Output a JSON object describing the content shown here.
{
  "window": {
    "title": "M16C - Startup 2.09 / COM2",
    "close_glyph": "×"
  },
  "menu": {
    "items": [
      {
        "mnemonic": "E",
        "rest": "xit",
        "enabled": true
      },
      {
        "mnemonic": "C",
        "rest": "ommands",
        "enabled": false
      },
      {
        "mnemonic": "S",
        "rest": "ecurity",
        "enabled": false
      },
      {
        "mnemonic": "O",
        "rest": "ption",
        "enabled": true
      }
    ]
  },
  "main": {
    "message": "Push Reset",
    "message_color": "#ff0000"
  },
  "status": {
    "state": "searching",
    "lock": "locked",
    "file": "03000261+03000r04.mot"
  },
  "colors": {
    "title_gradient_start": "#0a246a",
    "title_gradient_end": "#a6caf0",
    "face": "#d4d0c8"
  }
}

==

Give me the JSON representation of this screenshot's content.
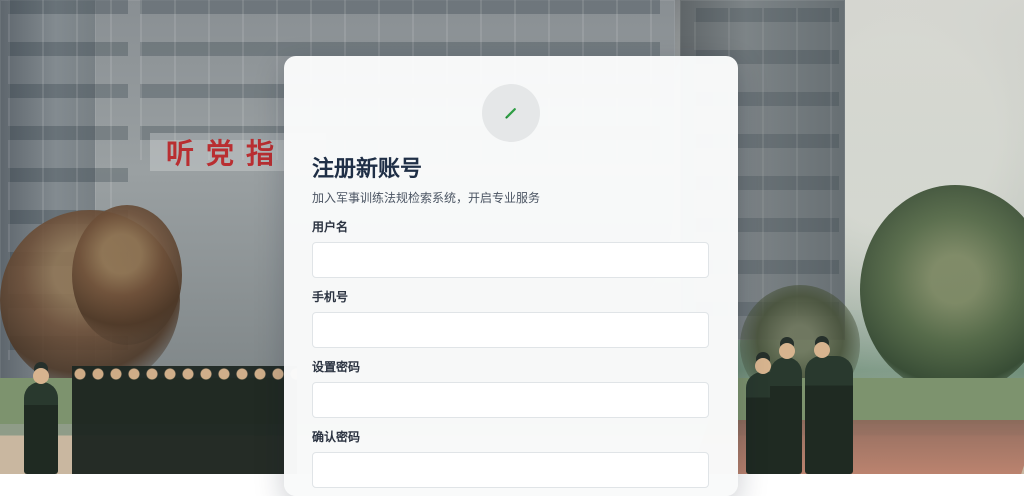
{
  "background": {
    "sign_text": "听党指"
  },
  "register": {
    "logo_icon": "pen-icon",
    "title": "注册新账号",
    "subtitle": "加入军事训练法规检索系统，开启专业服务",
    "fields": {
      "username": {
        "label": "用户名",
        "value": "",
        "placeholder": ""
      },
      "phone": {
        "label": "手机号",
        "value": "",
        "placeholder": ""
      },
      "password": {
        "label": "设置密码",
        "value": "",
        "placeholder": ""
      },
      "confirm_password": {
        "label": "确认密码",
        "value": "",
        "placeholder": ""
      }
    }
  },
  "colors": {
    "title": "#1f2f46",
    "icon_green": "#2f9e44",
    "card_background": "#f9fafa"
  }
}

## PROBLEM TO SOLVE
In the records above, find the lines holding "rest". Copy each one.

## WRITTEN ANSWER
        "rest": "xit",
        "rest": "ommands",
        "rest": "ecurity",
        "rest": "ption",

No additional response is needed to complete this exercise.